The breakup of Switzerland's oldest bank Wegelin on Friday shows the need to settle a dispute with U.S. authorities over tax cheats hiding cash in secret Swiss accounts, the finance minister said on Saturday.
"It is very regrettable," Eveline Widmer-Schlumpf told journalists at the World Economic Forum of the decision by Wegelin to break itself up in the face of possible indictment on charges the bank helped wealthy Americans to evade taxes.
"This development shows how important it is that we come to solutions in the discussions, negotiations with the United States, which hopefully prevent other banks getting into a similar situation," she said.
The U.S. Justice Department is probing 11 Swiss banks, including Credit Suisse, Julius Baer, and Basler Kantonalbank.
"I don't know whether other banks are in a similar or same situation ... but what I know is that various banks are being threatened by the United States with prosecution and we will try to do everything ... to come to a solution," Widmer-Schlumpf said.
Switzerland has been lobbying for a year to get the investigations dropped in return for the payment of a hefty fine and the transfer of names of thousands of U.S. bank clients suspected of dodging taxes.
UBS paid $780 million to settle U.S. criminal charges in 2009 and also turned over the names of 4,500 clients.
Widmer-Schlumpf, who held talks in Davos this week with U.S. Treasury Secretary Timothy Geithner, said she hoped to reach a deal in the coming months, but declined to comment on the size of the fines under discussion for Swiss banks.
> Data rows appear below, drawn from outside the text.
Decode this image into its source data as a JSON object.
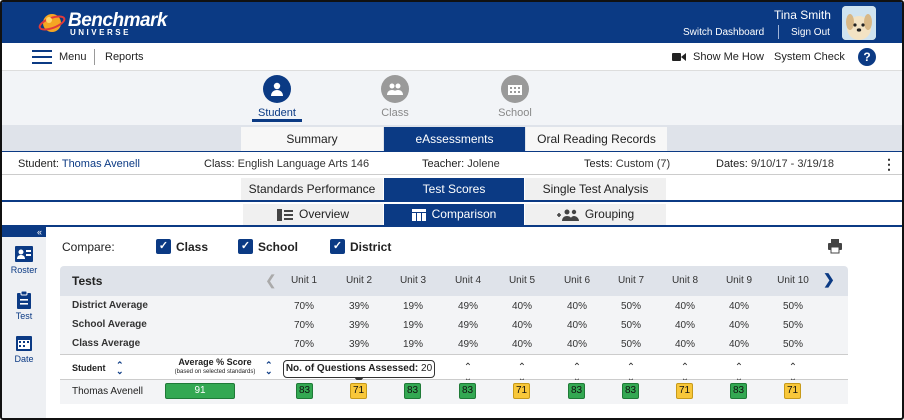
{
  "header": {
    "logo_line1": "Benchmark",
    "logo_line2": "UNIVERSE",
    "user_name": "Tina Smith",
    "switch_dashboard": "Switch Dashboard",
    "sign_out": "Sign Out"
  },
  "menubar": {
    "menu": "Menu",
    "reports": "Reports",
    "show_me_how": "Show Me How",
    "system_check": "System Check",
    "help": "?"
  },
  "roles": [
    {
      "label": "Student",
      "icon": "person-icon",
      "active": true
    },
    {
      "label": "Class",
      "icon": "group-icon",
      "active": false
    },
    {
      "label": "School",
      "icon": "school-icon",
      "active": false
    }
  ],
  "main_tabs": [
    {
      "label": "Summary",
      "active": false
    },
    {
      "label": "eAssessments",
      "active": true
    },
    {
      "label": "Oral Reading Records",
      "active": false
    }
  ],
  "info": {
    "student_label": "Student:",
    "student_value": "Thomas Avenell",
    "class_label": "Class:",
    "class_value": "English Language Arts 146",
    "teacher_label": "Teacher:",
    "teacher_value": "Jolene",
    "tests_label": "Tests:",
    "tests_value": "Custom (7)",
    "dates_label": "Dates:",
    "dates_value": "9/10/17 - 3/19/18"
  },
  "sub_tabs": [
    {
      "label": "Standards Performance",
      "active": false
    },
    {
      "label": "Test Scores",
      "active": true
    },
    {
      "label": "Single Test Analysis",
      "active": false
    }
  ],
  "view_tabs": [
    {
      "label": "Overview",
      "icon": "list-icon",
      "active": false
    },
    {
      "label": "Comparison",
      "icon": "table-icon",
      "active": true
    },
    {
      "label": "Grouping",
      "icon": "grouping-icon",
      "active": false
    }
  ],
  "sidebar": {
    "collapse": "«",
    "items": [
      {
        "label": "Roster",
        "icon": "roster-icon"
      },
      {
        "label": "Test",
        "icon": "clipboard-icon"
      },
      {
        "label": "Date",
        "icon": "calendar-icon"
      }
    ]
  },
  "compare": {
    "label": "Compare:",
    "options": [
      {
        "label": "Class",
        "checked": true
      },
      {
        "label": "School",
        "checked": true
      },
      {
        "label": "District",
        "checked": true
      }
    ]
  },
  "table": {
    "title": "Tests",
    "units": [
      "Unit 1",
      "Unit 2",
      "Unit 3",
      "Unit 4",
      "Unit 5",
      "Unit 6",
      "Unit 7",
      "Unit 8",
      "Unit 9",
      "Unit 10"
    ],
    "averages": [
      {
        "label": "District Average",
        "values": [
          "70%",
          "39%",
          "19%",
          "49%",
          "40%",
          "40%",
          "50%",
          "40%",
          "40%",
          "50%"
        ]
      },
      {
        "label": "School Average",
        "values": [
          "70%",
          "39%",
          "19%",
          "49%",
          "40%",
          "40%",
          "50%",
          "40%",
          "40%",
          "50%"
        ]
      },
      {
        "label": "Class Average",
        "values": [
          "70%",
          "39%",
          "19%",
          "49%",
          "40%",
          "40%",
          "50%",
          "40%",
          "40%",
          "50%"
        ]
      }
    ],
    "student_header": "Student",
    "avg_score_header": "Average % Score",
    "avg_score_sub": "(based on selected standards)",
    "tooltip_label": "No. of Questions Assessed:",
    "tooltip_value": "20",
    "students": [
      {
        "name": "Thomas Avenell",
        "average": "91",
        "scores": [
          {
            "value": "83",
            "color": "green"
          },
          {
            "value": "71",
            "color": "yellow"
          },
          {
            "value": "83",
            "color": "green"
          },
          {
            "value": "83",
            "color": "green"
          },
          {
            "value": "71",
            "color": "yellow"
          },
          {
            "value": "83",
            "color": "green"
          },
          {
            "value": "83",
            "color": "green"
          },
          {
            "value": "71",
            "color": "yellow"
          },
          {
            "value": "83",
            "color": "green"
          },
          {
            "value": "71",
            "color": "yellow"
          }
        ]
      }
    ]
  },
  "colors": {
    "brand": "#0b3a84",
    "score_green": "#33a852",
    "score_yellow": "#f8c73a"
  }
}
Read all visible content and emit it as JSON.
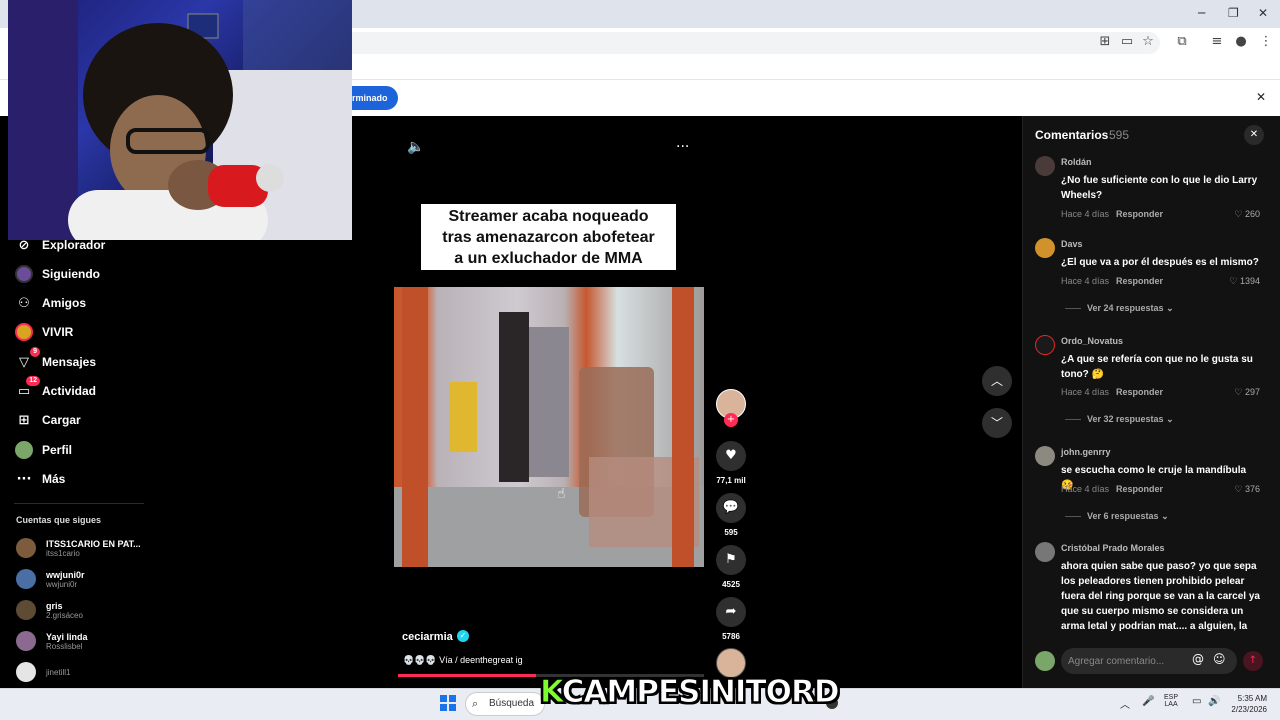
{
  "browser": {
    "banner_button": "rminado",
    "icons": [
      "translate-icon",
      "cast-icon",
      "star-icon",
      "extensions-icon",
      "reading-list-icon",
      "profile-icon",
      "kebab-menu-icon"
    ]
  },
  "sidebar": {
    "items": [
      {
        "label": "Explorador",
        "icon": "compass-icon"
      },
      {
        "label": "Siguiendo",
        "icon": "avatar-icon"
      },
      {
        "label": "Amigos",
        "icon": "people-icon"
      },
      {
        "label": "VIVIR",
        "icon": "live-icon"
      },
      {
        "label": "Mensajes",
        "icon": "send-icon",
        "badge": "9"
      },
      {
        "label": "Actividad",
        "icon": "inbox-icon",
        "badge": "12"
      },
      {
        "label": "Cargar",
        "icon": "plus-square-icon"
      },
      {
        "label": "Perfil",
        "icon": "avatar-icon"
      },
      {
        "label": "Más",
        "icon": "more-icon"
      }
    ],
    "following_title": "Cuentas que sigues",
    "following": [
      {
        "name": "ITSS1CARIO EN PAT...",
        "user": "itss1cario"
      },
      {
        "name": "wwjuni0r",
        "user": "wwjuni0r"
      },
      {
        "name": "gris",
        "user": "2.grisáceo"
      },
      {
        "name": "Yayi linda",
        "user": "Rosslisbel"
      },
      {
        "name": "",
        "user": "jinetill1"
      }
    ]
  },
  "video": {
    "caption": [
      "Streamer acaba noqueado",
      "tras amenazarcon abofetear",
      "a un exluchador de MMA"
    ],
    "author": "ceciarmia",
    "description": "💀💀💀 Vía / deenthegreat ig",
    "progress": 0.45,
    "actions": {
      "likes": "77,1 mil",
      "comments": "595",
      "saves": "4525",
      "shares": "5786"
    }
  },
  "comments": {
    "title": "Comentarios",
    "count": "595",
    "items": [
      {
        "user": "Roldán",
        "text": "¿No fue suficiente con lo que le dio Larry Wheels?",
        "date": "Hace 4 días",
        "reply": "Responder",
        "likes": "260",
        "more": ""
      },
      {
        "user": "Davs",
        "text": "¿El que va a por él después es el mismo?",
        "date": "Hace 4 días",
        "reply": "Responder",
        "likes": "1394",
        "more": "Ver 24 respuestas"
      },
      {
        "user": "Ordo_Novatus",
        "text": "¿A que se refería con que no le gusta su tono? 🤔",
        "date": "Hace 4 días",
        "reply": "Responder",
        "likes": "297",
        "more": "Ver 32 respuestas"
      },
      {
        "user": "john.genrry",
        "text": "se escucha como le cruje la mandíbula 🤒",
        "date": "Hace 4 días",
        "reply": "Responder",
        "likes": "376",
        "more": "Ver 6 respuestas"
      },
      {
        "user": "Cristóbal Prado Morales",
        "text": "ahora quien sabe que paso? yo que sepa los peleadores tienen prohibido pelear fuera del ring porque se van a la carcel ya que su cuerpo mismo se considera un arma letal y podrian mat.... a alguien, la"
      }
    ],
    "input_placeholder": "Agregar comentario..."
  },
  "taskbar": {
    "search": "Búsqueda",
    "overlay_k": "K",
    "overlay_name": "CAMPESINITORD",
    "lang": [
      "ESP",
      "LAA"
    ],
    "time": "5:35 AM",
    "date": "2/23/2026"
  }
}
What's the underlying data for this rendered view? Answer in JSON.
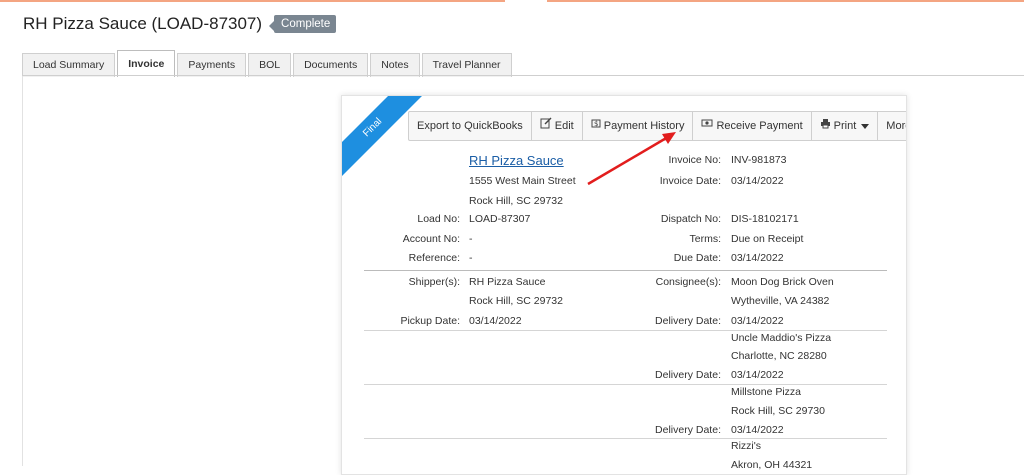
{
  "page": {
    "title": "RH Pizza Sauce (LOAD-87307)",
    "status_badge": "Complete"
  },
  "tabs": [
    {
      "label": "Load Summary"
    },
    {
      "label": "Invoice"
    },
    {
      "label": "Payments"
    },
    {
      "label": "BOL"
    },
    {
      "label": "Documents"
    },
    {
      "label": "Notes"
    },
    {
      "label": "Travel Planner"
    }
  ],
  "invoice": {
    "ribbon": "Final",
    "toolbar": {
      "export": "Export to QuickBooks",
      "edit": "Edit",
      "payment_history": "Payment History",
      "receive_payment": "Receive Payment",
      "print": "Print",
      "more": "More"
    },
    "bill_to": {
      "name": "RH Pizza Sauce",
      "address1": "1555 West Main Street",
      "address2": "Rock Hill, SC 29732"
    },
    "invoice_no": {
      "label": "Invoice No:",
      "value": "INV-981873"
    },
    "invoice_date": {
      "label": "Invoice Date:",
      "value": "03/14/2022"
    },
    "load_no": {
      "label": "Load No:",
      "value": "LOAD-87307"
    },
    "dispatch_no": {
      "label": "Dispatch No:",
      "value": "DIS-18102171"
    },
    "account_no": {
      "label": "Account No:",
      "value": "-"
    },
    "terms": {
      "label": "Terms:",
      "value": "Due on Receipt"
    },
    "reference": {
      "label": "Reference:",
      "value": "-"
    },
    "due_date": {
      "label": "Due Date:",
      "value": "03/14/2022"
    },
    "shipper": {
      "label": "Shipper(s):",
      "name": "RH Pizza Sauce",
      "city": "Rock Hill, SC 29732"
    },
    "pickup": {
      "label": "Pickup Date:",
      "value": "03/14/2022"
    },
    "consignee_label": "Consignee(s):",
    "delivery_label": "Delivery Date:",
    "consignees": [
      {
        "name": "Moon Dog Brick Oven",
        "city": "Wytheville, VA 24382",
        "date": "03/14/2022"
      },
      {
        "name": "Uncle Maddio's Pizza",
        "city": "Charlotte, NC 28280",
        "date": "03/14/2022"
      },
      {
        "name": "Millstone Pizza",
        "city": "Rock Hill, SC 29730",
        "date": "03/14/2022"
      },
      {
        "name": "Rizzi's",
        "city": "Akron, OH 44321"
      }
    ]
  },
  "colors": {
    "accent_top": "#f4a582",
    "ribbon": "#1e8fe0",
    "badge": "#7a8691",
    "annotation_arrow": "#e21d1d"
  }
}
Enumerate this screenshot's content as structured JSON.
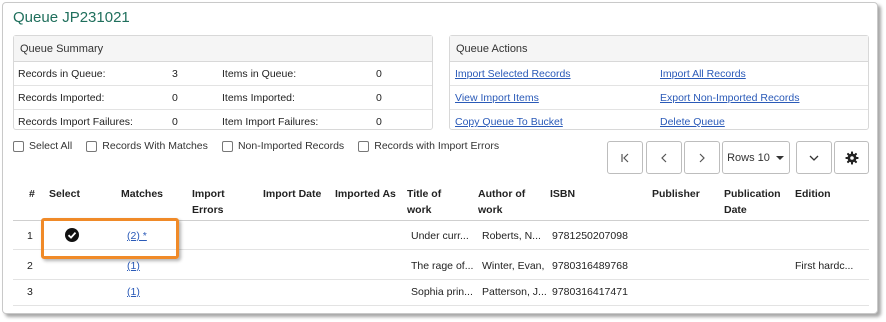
{
  "title": "Queue JP231021",
  "summary": {
    "heading": "Queue Summary",
    "rows": [
      {
        "l1": "Records in Queue:",
        "v1": "3",
        "l2": "Items in Queue:",
        "v2": "0"
      },
      {
        "l1": "Records Imported:",
        "v1": "0",
        "l2": "Items Imported:",
        "v2": "0"
      },
      {
        "l1": "Records Import Failures:",
        "v1": "0",
        "l2": "Item Import Failures:",
        "v2": "0"
      }
    ]
  },
  "actions": {
    "heading": "Queue Actions",
    "rows": [
      {
        "a": "Import Selected Records",
        "b": "Import All Records"
      },
      {
        "a": "View Import Items",
        "b": "Export Non-Imported Records"
      },
      {
        "a": "Copy Queue To Bucket",
        "b": "Delete Queue"
      }
    ]
  },
  "filters": [
    "Select All",
    "Records With Matches",
    "Non-Imported Records",
    "Records with Import Errors"
  ],
  "pager": {
    "rows_label": "Rows 10"
  },
  "columns": [
    "#",
    "Select",
    "Matches",
    "Import\nErrors",
    "Import Date",
    "Imported As",
    "Title of\nwork",
    "Author of\nwork",
    "ISBN",
    "Publisher",
    "Publication\nDate",
    "Edition"
  ],
  "rows": [
    {
      "num": "1",
      "selected": true,
      "matches": "(2) *",
      "title": "Under curr...",
      "author": "Roberts, N...",
      "isbn": "9781250207098",
      "edition": ""
    },
    {
      "num": "2",
      "selected": false,
      "matches": "(1)",
      "title": "The rage of...",
      "author": "Winter, Evan,",
      "isbn": "9780316489768",
      "edition": "First hardc..."
    },
    {
      "num": "3",
      "selected": false,
      "matches": "(1)",
      "title": "Sophia prin...",
      "author": "Patterson, J...",
      "isbn": "9780316417471",
      "edition": ""
    }
  ]
}
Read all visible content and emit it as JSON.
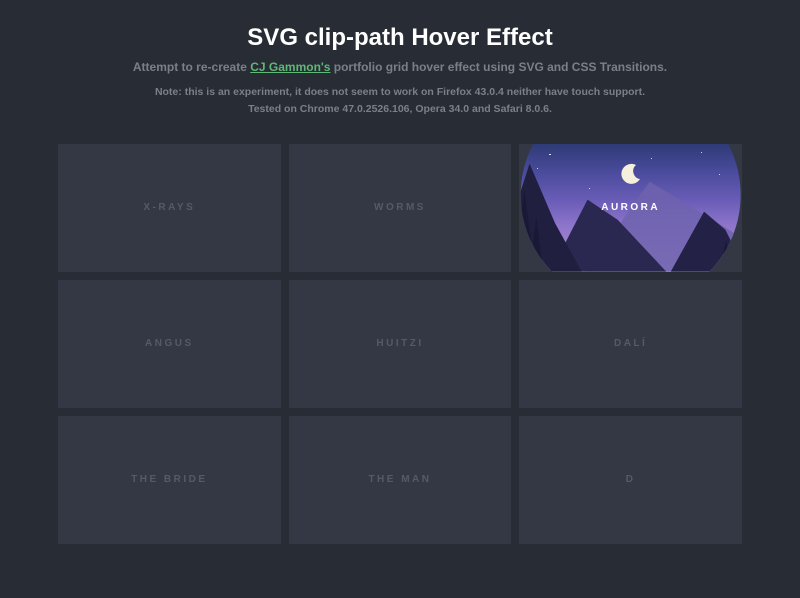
{
  "header": {
    "title": "SVG clip-path Hover Effect",
    "subtitle_pre": "Attempt to re-create ",
    "subtitle_link": "CJ Gammon's",
    "subtitle_post": " portfolio grid hover effect using SVG and CSS Transitions.",
    "note_label": "Note:",
    "note_line1": " this is an experiment, it does not seem to work on Firefox 43.0.4 neither have touch support.",
    "note_line2": "Tested on Chrome 47.0.2526.106, Opera 34.0 and Safari 8.0.6."
  },
  "grid": {
    "items": [
      {
        "label": "X-RAYS"
      },
      {
        "label": "WORMS"
      },
      {
        "label": "AURORA",
        "active": true
      },
      {
        "label": "ANGUS"
      },
      {
        "label": "HUITZI"
      },
      {
        "label": "DALÍ"
      },
      {
        "label": "THE BRIDE"
      },
      {
        "label": "THE MAN"
      },
      {
        "label": "D"
      }
    ]
  },
  "colors": {
    "bg": "#282c34",
    "card": "#343844",
    "muted": "#7b8088",
    "link": "#5fb878",
    "label_idle": "#555a66"
  }
}
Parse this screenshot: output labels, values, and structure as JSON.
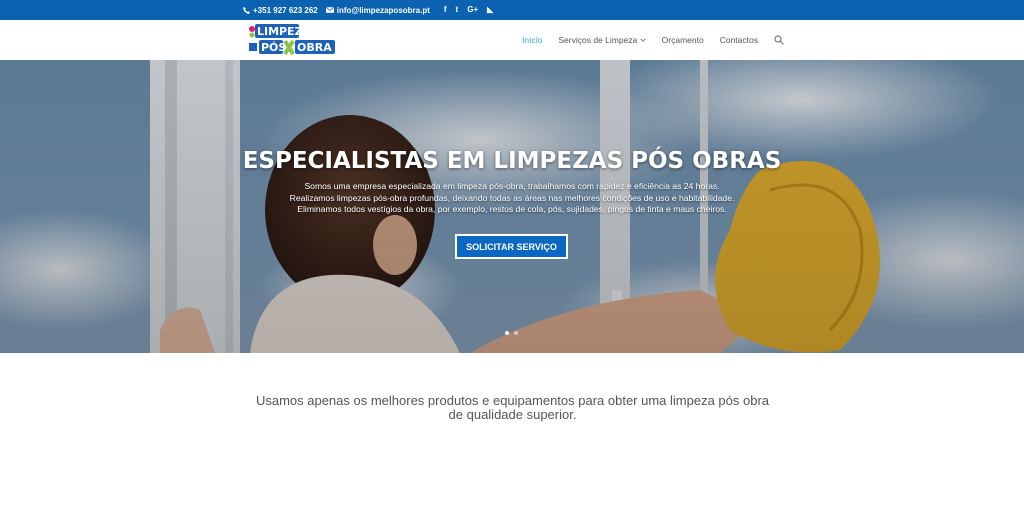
{
  "topbar": {
    "phone": "+351 927 623 262",
    "email": "info@limpezaposobra.pt",
    "social": [
      {
        "icon": "facebook-icon",
        "glyph": "f"
      },
      {
        "icon": "twitter-icon",
        "glyph": "t"
      },
      {
        "icon": "google-plus-icon",
        "glyph": "G+"
      },
      {
        "icon": "rss-icon",
        "glyph": "◣"
      }
    ]
  },
  "logo": {
    "line1": "LIMPEZA",
    "line2": "PÓS",
    "line3": "OBRA"
  },
  "nav": {
    "items": [
      "Início",
      "Serviços de Limpeza",
      "Orçamento",
      "Contactos"
    ]
  },
  "hero": {
    "title": "ESPECIALISTAS EM LIMPEZAS PÓS OBRAS",
    "text": "Somos uma empresa especializada em limpeza pós-obra, trabalhamos com rapidez e eficiência as 24 horas. Realizamos limpezas pós-obra profundas, deixando todas as áreas nas melhores condições de uso e habitabilidade. Eliminamos todos vestígios da obra, por exemplo, restos de cola, pós, sujidades, pingos de tinta e maus cheiros.",
    "button": "SOLICITAR SERVIÇO"
  },
  "intro": {
    "text": "Usamos apenas os melhores produtos e equipamentos para obter uma limpeza pós obra de qualidade superior."
  },
  "colors": {
    "topbar": "#0a62b0",
    "accent": "#2ea3f2",
    "button": "#0a67c2"
  }
}
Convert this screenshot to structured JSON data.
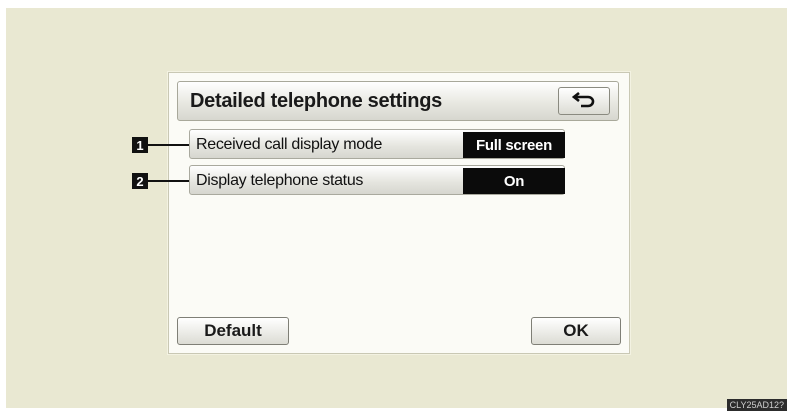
{
  "window": {
    "title": "Detailed telephone settings"
  },
  "settings": [
    {
      "callout": "1",
      "label": "Received call display mode",
      "value": "Full screen"
    },
    {
      "callout": "2",
      "label": "Display telephone status",
      "value": "On"
    }
  ],
  "buttons": {
    "default_label": "Default",
    "ok_label": "OK"
  },
  "icons": {
    "back": "back-arrow-icon"
  },
  "image_code": "CLY25AD12?",
  "colors": {
    "bezel": "#e9e8d2",
    "screen": "#fbfbf6",
    "value_bg": "#0b0b0b"
  }
}
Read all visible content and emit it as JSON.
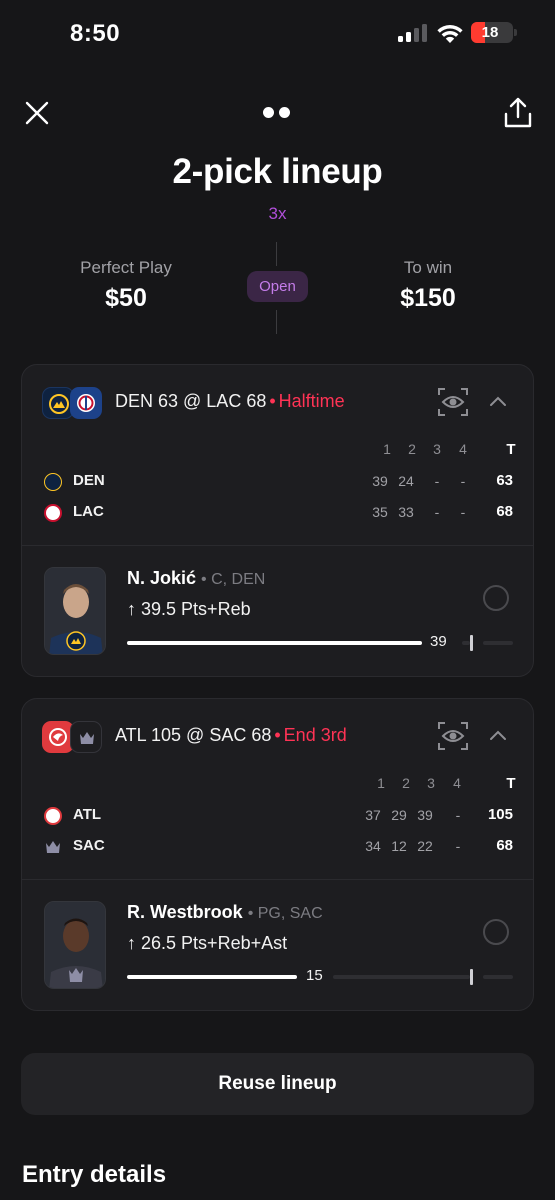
{
  "status_bar": {
    "time": "8:50",
    "battery": "18"
  },
  "header": {
    "title": "2-pick lineup",
    "multiplier": "3x"
  },
  "summary": {
    "left_label": "Perfect Play",
    "left_value": "$50",
    "status": "Open",
    "right_label": "To win",
    "right_value": "$150"
  },
  "games": [
    {
      "matchup": "DEN 63 @ LAC 68",
      "separator": "•",
      "phase": "Halftime",
      "quarters": [
        "1",
        "2",
        "3",
        "4"
      ],
      "total_label": "T",
      "teams": [
        {
          "abbr": "DEN",
          "q": [
            "39",
            "24",
            "-",
            "-"
          ],
          "total": "63",
          "color": "#0e2240"
        },
        {
          "abbr": "LAC",
          "q": [
            "35",
            "33",
            "-",
            "-"
          ],
          "total": "68",
          "color": "#1d428a"
        }
      ],
      "player": {
        "name": "N. Jokić",
        "meta": "• C, DEN",
        "line": "39.5 Pts+Reb",
        "current": "39",
        "progress": 0.98
      }
    },
    {
      "matchup": "ATL 105 @ SAC 68",
      "separator": "•",
      "phase": "End 3rd",
      "quarters": [
        "1",
        "2",
        "3",
        "4"
      ],
      "total_label": "T",
      "teams": [
        {
          "abbr": "ATL",
          "q": [
            "37",
            "29",
            "39",
            "-"
          ],
          "total": "105",
          "color": "#e03a3e"
        },
        {
          "abbr": "SAC",
          "q": [
            "34",
            "12",
            "22",
            "-"
          ],
          "total": "68",
          "color": "#5a2d81"
        }
      ],
      "player": {
        "name": "R. Westbrook",
        "meta": "• PG, SAC",
        "line": "26.5 Pts+Reb+Ast",
        "current": "15",
        "progress": 0.57
      }
    }
  ],
  "actions": {
    "reuse": "Reuse lineup"
  },
  "section": {
    "entry_details": "Entry details"
  },
  "colors": {
    "accent": "#b04fd9",
    "live": "#ff3355",
    "background": "#161618",
    "card": "#1d1d20"
  }
}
"It is up to the financial institutions to say how much they are prepared to pay. It is not up to the state," she said.
Switzerland struck deals last year with Britain and Germany that would allow their citizens to pay tax on secret accounts without revealing their identities, although these are being challenged by the European Commission, which wants to force Switzerland to accept an automatic exchange of bank information.
Widmer-Schlumpf, who also holds the rotating Swiss presidency, said the European Unon had signaled to Switzerland it wanted to discuss a general accord with the bloc.
Franc Cap Accepted, Respected
Separately, Widmer-Schlumpf reiterated the determination of the Swiss National Bank to defend the 1.20 per euro cap on the franc it imposed last year even after the resignation of former bank chief Philipp Hildebrand over a currency-trading scandal.
"They have said they will do everything to pursue this policy, so the signal is clear," she said.
"We see today that 1.20 is accepted, is respected. Whether the national bank decides sometime to move it, it will have to examine itself and whether it can be defended. That is not up to politicians, that is up to the national bank."
Thomas Jordan, SNB vice chairman who took over as interim head after Hildebrand stepped down, has vowed to defend the cap and said the SNB would take further steps should the economic outlook and deflationary risks make them necessary.
"Mr. Jordan is doing an excellent job," Widmer-Schlumpf said, adding she hoped the SNB's supervisory council would make a proposal as quickly as possible over who should replace Hildebrand permanently.
(Reporting by Emma Thomasson; Editing by Ben Hirschler and Peter Graff)